[Exercise aim] Lines holding the word "this" must be located in the listing below and copied.

[Records provided]
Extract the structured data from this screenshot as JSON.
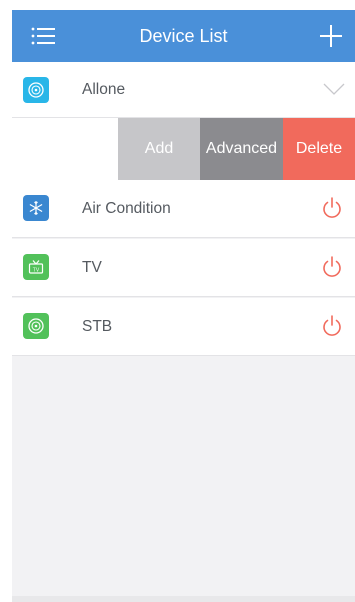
{
  "header": {
    "title": "Device List",
    "menu_icon": "list-icon",
    "add_icon": "plus-icon",
    "background": "#4a90d9"
  },
  "group": {
    "name": "Allone",
    "icon": "speaker-icon",
    "icon_color": "#29b6e8",
    "expand_icon": "chevron-down-icon"
  },
  "swipe_actions": {
    "add": "Add",
    "advanced": "Advanced",
    "delete": "Delete",
    "delete_color": "#f16a5c"
  },
  "devices": [
    {
      "name": "Air Condition",
      "icon": "snowflake-icon",
      "icon_color": "#3a87d0"
    },
    {
      "name": "TV",
      "icon": "tv-icon",
      "icon_color": "#52c15a"
    },
    {
      "name": "STB",
      "icon": "set-top-box-icon",
      "icon_color": "#52c15a"
    }
  ],
  "power_icon": "power-icon",
  "power_color": "#f16a5c"
}
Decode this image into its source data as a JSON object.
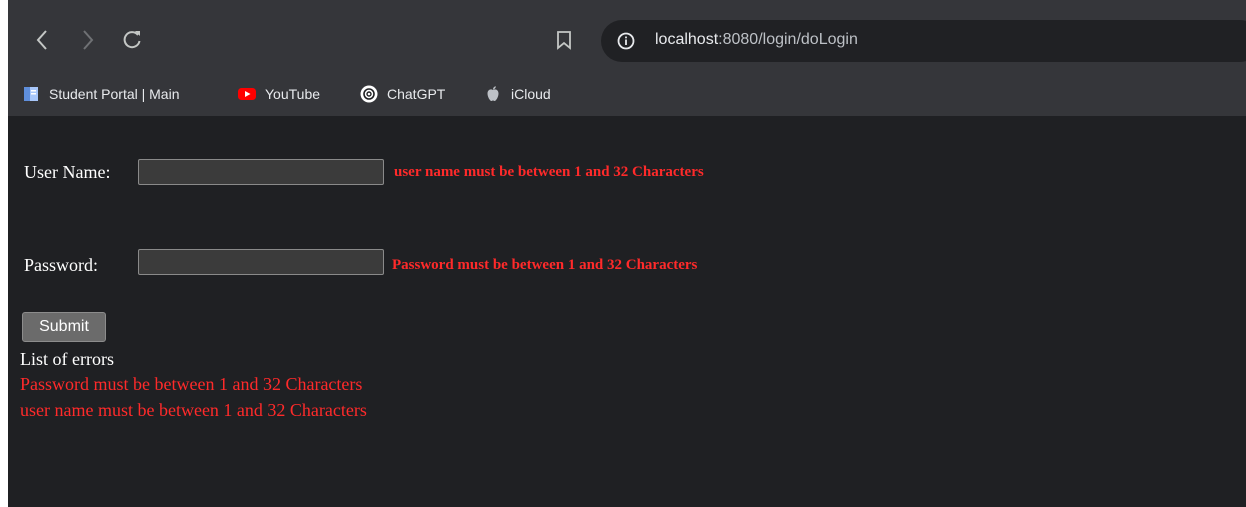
{
  "browser": {
    "url_host": "localhost",
    "url_rest": ":8080/login/doLogin"
  },
  "bookmarks": [
    {
      "label": "Student Portal | Main",
      "icon": "document-icon"
    },
    {
      "label": "YouTube",
      "icon": "youtube-icon"
    },
    {
      "label": "ChatGPT",
      "icon": "chatgpt-icon"
    },
    {
      "label": "iCloud",
      "icon": "apple-icon"
    }
  ],
  "form": {
    "username_label": "User Name:",
    "username_value": "",
    "username_error": "user name must be between 1 and 32 Characters",
    "password_label": "Password:",
    "password_value": "",
    "password_error": "Password must be between 1 and 32 Characters",
    "submit_label": "Submit"
  },
  "errors": {
    "title": "List of errors",
    "items": [
      "Password must be between 1 and 32 Characters",
      "user name must be between 1 and 32 Characters"
    ]
  },
  "colors": {
    "error": "#ff2a2a",
    "background": "#1f2023",
    "toolbar": "#35363a"
  }
}
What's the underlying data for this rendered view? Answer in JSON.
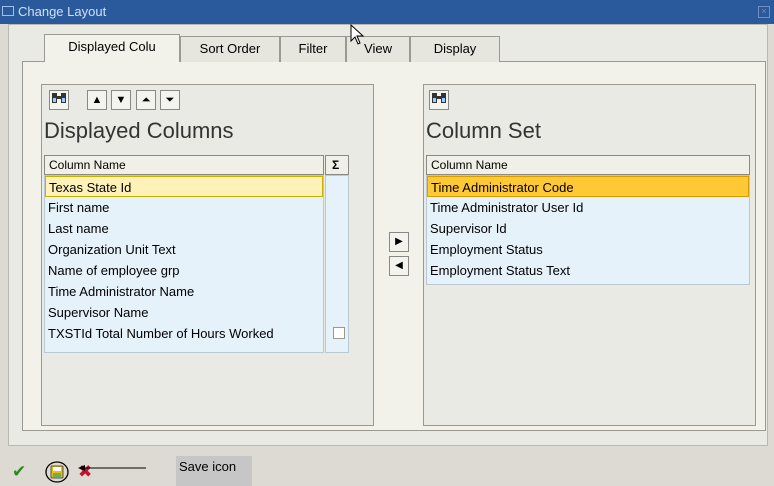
{
  "window": {
    "title": "Change Layout"
  },
  "tabs": [
    {
      "label": "Displayed Colu"
    },
    {
      "label": "Sort Order"
    },
    {
      "label": "Filter"
    },
    {
      "label": "View"
    },
    {
      "label": "Display"
    }
  ],
  "left_panel": {
    "title": "Displayed Columns",
    "column_header": "Column Name",
    "sum_header": "Σ",
    "rows": [
      "Texas State Id",
      "First name",
      "Last name",
      "Organization Unit Text",
      "Name of employee grp",
      "Time Administrator Name",
      "Supervisor Name",
      "TXSTId Total Number of Hours Worked"
    ],
    "selected_row": 0
  },
  "right_panel": {
    "title": "Column Set",
    "column_header": "Column Name",
    "rows": [
      "Time Administrator Code",
      "Time Administrator User Id",
      "Supervisor Id",
      "Employment Status",
      "Employment Status Text"
    ],
    "selected_row": 0
  },
  "annotation": {
    "label": "Save icon"
  },
  "colors": {
    "titlebar": "#2a5a9c",
    "selection_yellow": "#fff2b8",
    "selection_orange": "#ffc835",
    "list_bg": "#e6f2fa"
  }
}
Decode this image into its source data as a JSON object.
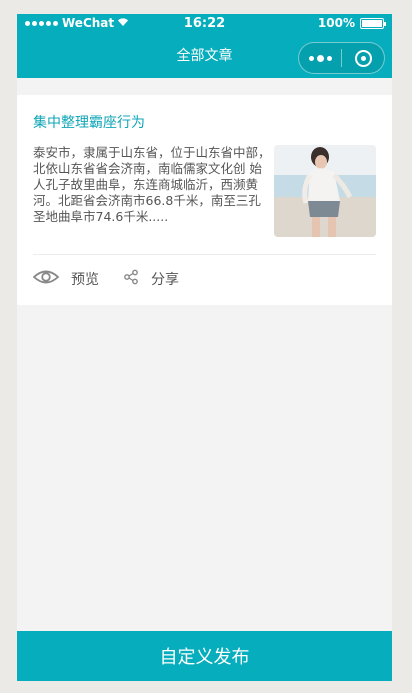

[The answer]
Extract the structured data from this screenshot as JSON.
Decode this image into its source data as a JSON object.
What's the underlying data for this rendered view? Answer in JSON.
Decode this image into its source data as a JSON object.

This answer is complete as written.